Real Estate and the Blockchain: A Synergistic (and Disruptive) Relationship
Jeff Garzik, a respected developer in the Bitcoin industry and founder of Bloq, recently stated during his keynote presentation at the International Blockchain Real Estate Association Conference that the Bitcoin blockchain and real estate have a synergistic relationship.
The two key elements which Garzik introduced are the resilience of the Bitcoin blockchain network and its cryptographic integrity that enable all parties involved in the real estate industry to conduct the transfer and acquisition of properties in a decentralized manner, without the presence of mediators.
The replacement of paperwork, lawyers, and third-party agencies with decentralized records of data stored on a blockchain network reduces costs and time employed in conventional real estate property deals.
Specifically, blockchain-based real estate platforms merge many complicated processes and cases usually dealt with by real estate firms. Garzik states that four useful real estate applications of Bitcoin’s blockchain technology will disrupt the industry: digital titles, multi-signature escrow, crowdfunding, and liquidity.
Application of the Bitcoin Blockchain
The first application described by Garzik is digital titles, which are labels secured on the blockchain network for various use cases including insurance. Once a title is recorded onto a decentralized network such as the bitcoin network, the irrefutability of the distributed ledger technology eliminates the possibility of alteration and and modification, reducing cost and due diligence associated with titles and title insurance.
The second application is the multi-signature escrow system, which is enabled by the Bitcoin network’s built-in technology called the multi-signature technologies.

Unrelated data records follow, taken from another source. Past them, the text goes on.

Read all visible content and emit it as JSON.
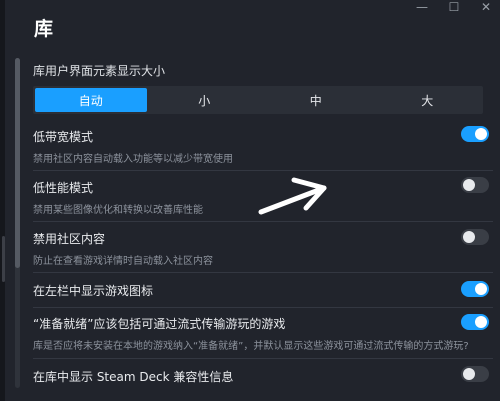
{
  "window": {
    "title": "库",
    "controls": {
      "minimize": "—",
      "maximize": "☐",
      "close": "✕"
    }
  },
  "ui_size": {
    "label": "库用户界面元素显示大小",
    "options": [
      "自动",
      "小",
      "中",
      "大"
    ],
    "selected": "自动"
  },
  "settings": [
    {
      "title": "低带宽模式",
      "desc": "禁用社区内容自动载入功能等以减少带宽使用",
      "enabled": true
    },
    {
      "title": "低性能模式",
      "desc": "禁用某些图像优化和转换以改善库性能",
      "enabled": false
    },
    {
      "title": "禁用社区内容",
      "desc": "防止在查看游戏详情时自动载入社区内容",
      "enabled": false
    },
    {
      "title": "在左栏中显示游戏图标",
      "desc": "",
      "enabled": true
    },
    {
      "title": "“准备就绪”应该包括可通过流式传输游玩的游戏",
      "desc": "库是否应将未安装在本地的游戏纳入“准备就绪”，并默认显示这些游戏可通过流式传输的方式游玩?",
      "enabled": true
    },
    {
      "title": "在库中显示 Steam Deck 兼容性信息",
      "desc": "",
      "enabled": false
    }
  ],
  "colors": {
    "accent": "#1a9fff",
    "background": "#21242c"
  }
}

Fundamentally, the multi-signature technology enables users of bitcoin to divide the rights of a single account to many users, essentially creating a shared bitcoin wallet.
This technology allows three parties typically involved in the settlement of a real estate deal which are the buyer, seller, and arbitrator, to create a shared account to settle the deal without having to deal with independent contractors and companies to deal with financial and regulatory disputes.

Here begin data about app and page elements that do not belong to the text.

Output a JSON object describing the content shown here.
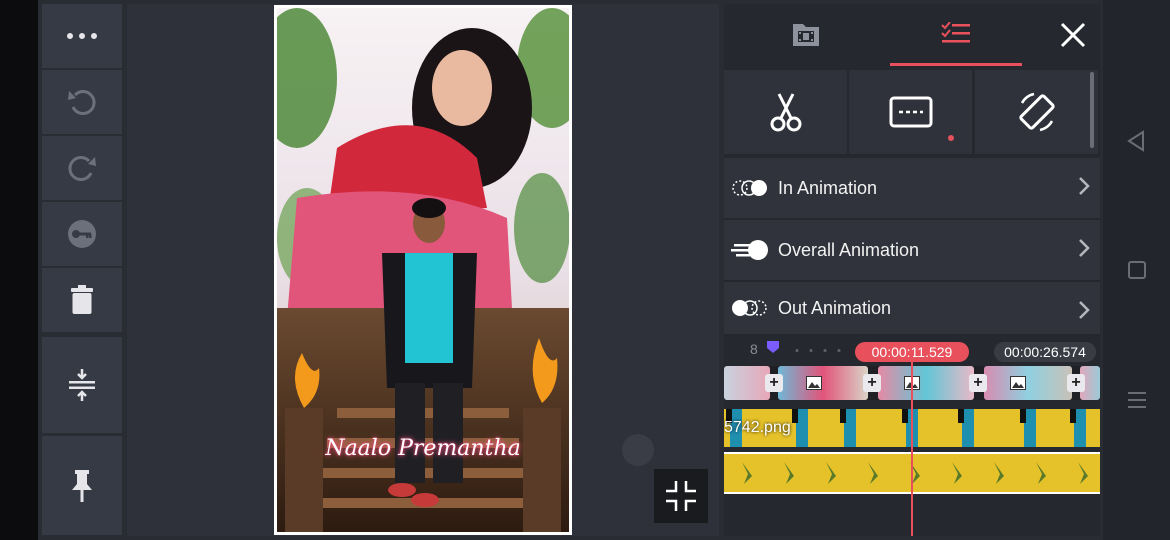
{
  "toolbar": {
    "more_icon": "more-horizontal-icon",
    "undo_icon": "undo-icon",
    "redo_icon": "redo-icon",
    "keyframe_icon": "keyframe-key-icon",
    "delete_icon": "trash-icon",
    "adjust_icon": "split-adjust-icon",
    "pin_icon": "pin-icon"
  },
  "preview": {
    "overlay_text": "Naalo Premantha",
    "fit_icon": "collapse-arrows-icon"
  },
  "tabs": [
    {
      "icon": "media-film-icon",
      "active": false
    },
    {
      "icon": "layer-list-icon",
      "active": true
    }
  ],
  "close_icon": "close-icon",
  "edit_tools": [
    {
      "icon": "scissors-icon",
      "dot": false
    },
    {
      "icon": "caption-box-icon",
      "dot": true
    },
    {
      "icon": "rotate-screen-icon",
      "dot": false
    }
  ],
  "animations": [
    {
      "label": "In Animation",
      "icon": "in-animation-icon"
    },
    {
      "label": "Overall Animation",
      "icon": "overall-animation-icon"
    },
    {
      "label": "Out Animation",
      "icon": "out-animation-icon"
    }
  ],
  "timeline": {
    "ruler_number": "8",
    "current_time": "00:00:11.529",
    "total_time": "00:00:26.574",
    "layer_label": "5742.png"
  },
  "colors": {
    "accent": "#e8505b",
    "layer_yellow": "#e6c22a",
    "marker_purple": "#7a5cff"
  }
}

The third and fourth applications Garzik introduced at the talk are crowdfunding and liquidity, which many existing blockchain-based real estate firms including Bloq, Rex, and Ubitquity have implemented.
Bloq, Ubitquity and Rex

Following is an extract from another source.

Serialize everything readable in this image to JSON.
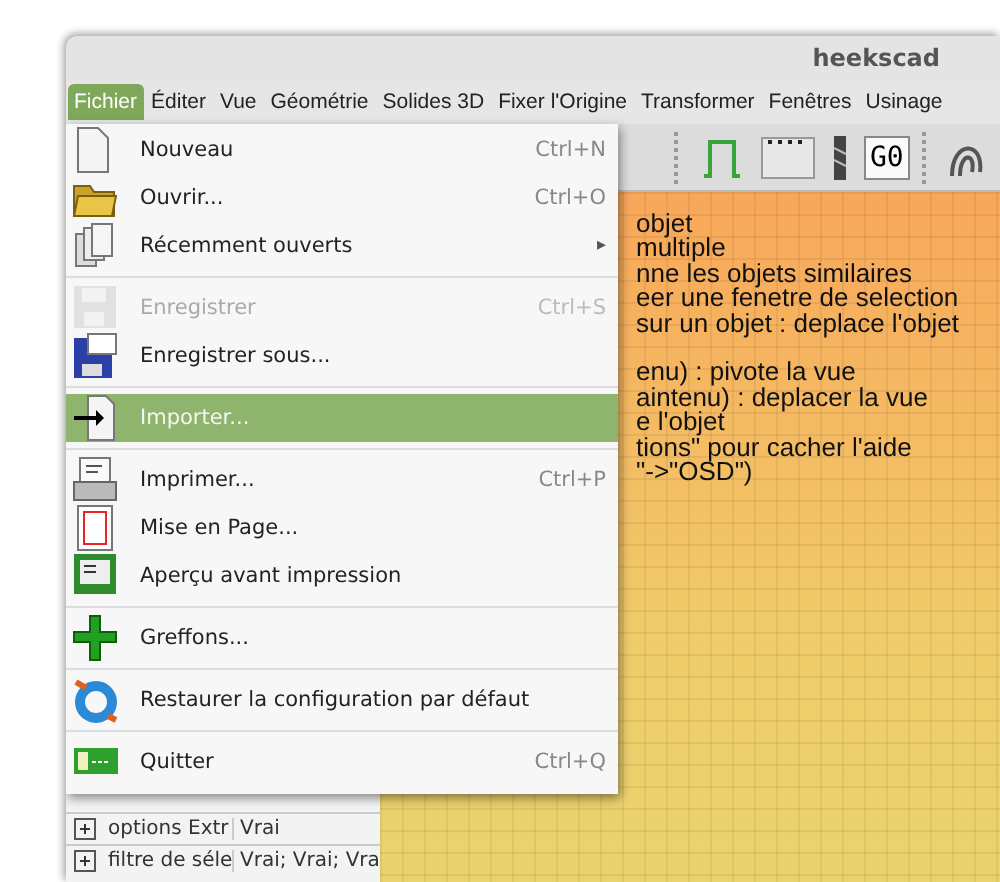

While Bloq has yet to demonstrate the application of their Bitcoin blockchain-based platform in the real estate industry, Garzik explained during his talk that Bloq has been collaborating with notable corporations including Deloitte, Microsoft, and IBM to provide a general platform for the real estate industry.
Bloq is currently focused on offering decentralized infrastructure for real estate firms and plans to deliver their blockchain infrastructure software platform to settle various real estate settlements including transactions and real estate data.
Ubitquity, on the other hand, established the world’s first Bitcoin blockchain-based real estate record earlier this week. Using colored coins, which are methods for representing and managing real world assets on top of the Bitcoin network, Ubitquity successfully demonstrated the potential use case of the Bitcoin blockchain network in the real estate industry.
“We currently use the Bitcoin blockchain because it is the most secure and has the most mature tools built when we started creating our platform six months ago,” Ubitquity LLC Director of Business Development Matt McKibbin told BTCMANAGER. “We use Colu’s API which is built on colored coins and has great support. It has the capacity to [use] the metadata needed for the form fields, pictures and associated property information to create an immutable record and clean title on the blockchain.”
Like Bloq, Ubitquity places its trust in the security of the Bitcoin blockchain, which makes all information and records stored its blockchain network immutable. Furthermore, the transparency of the Bitcoin blockchain network reduces search costs and title insurance costs for real estate firms, sellers, and buyers.
“Title companies, banks, and county recorders can reveal their public key in order to use their reputation for the information place on the blockchain,” said McKibbon. “If errors are found, these can be changed and the record of change will always exist, reducing fraud. Finally, as more information about the property is added, future transfer costs can be reduced by referencing the blockchain based asset.”
Utilizing this advantage of the Bitcoin blockchain network, on July 12, 2016, Ubitquity settled the first real property ownership transfer on the bitcoin blockchain with Atlantic Sotheby’s International Realty and Norfolk Virginia-based realtor, Marina Reznik.
“A lot of meticulous work goes into doing a title search and ensuring ownership transfers correctly. Any title defects revealed must be cleared up and the sale is still recorded with the appropriate municipalities governing the transaction,” said Reznik. “We have simply added an extra layer of security by securing the record of transfer on the Bitcoin blockchain for permanent immutability. This is a huge step forward for blockchain and real estate.”
Unlike Bloq and Ubitquity, Rex has developed their real estate platform on the Ethereum protocol to connect the process of buying and selling real estate properties without the involvement of centralized corporations. The startup specifically focuses on eliminating the use of inefficient multiple listing services (MLS), the current industry class of services that enables real estate brokers to establish contractual offers of compensation.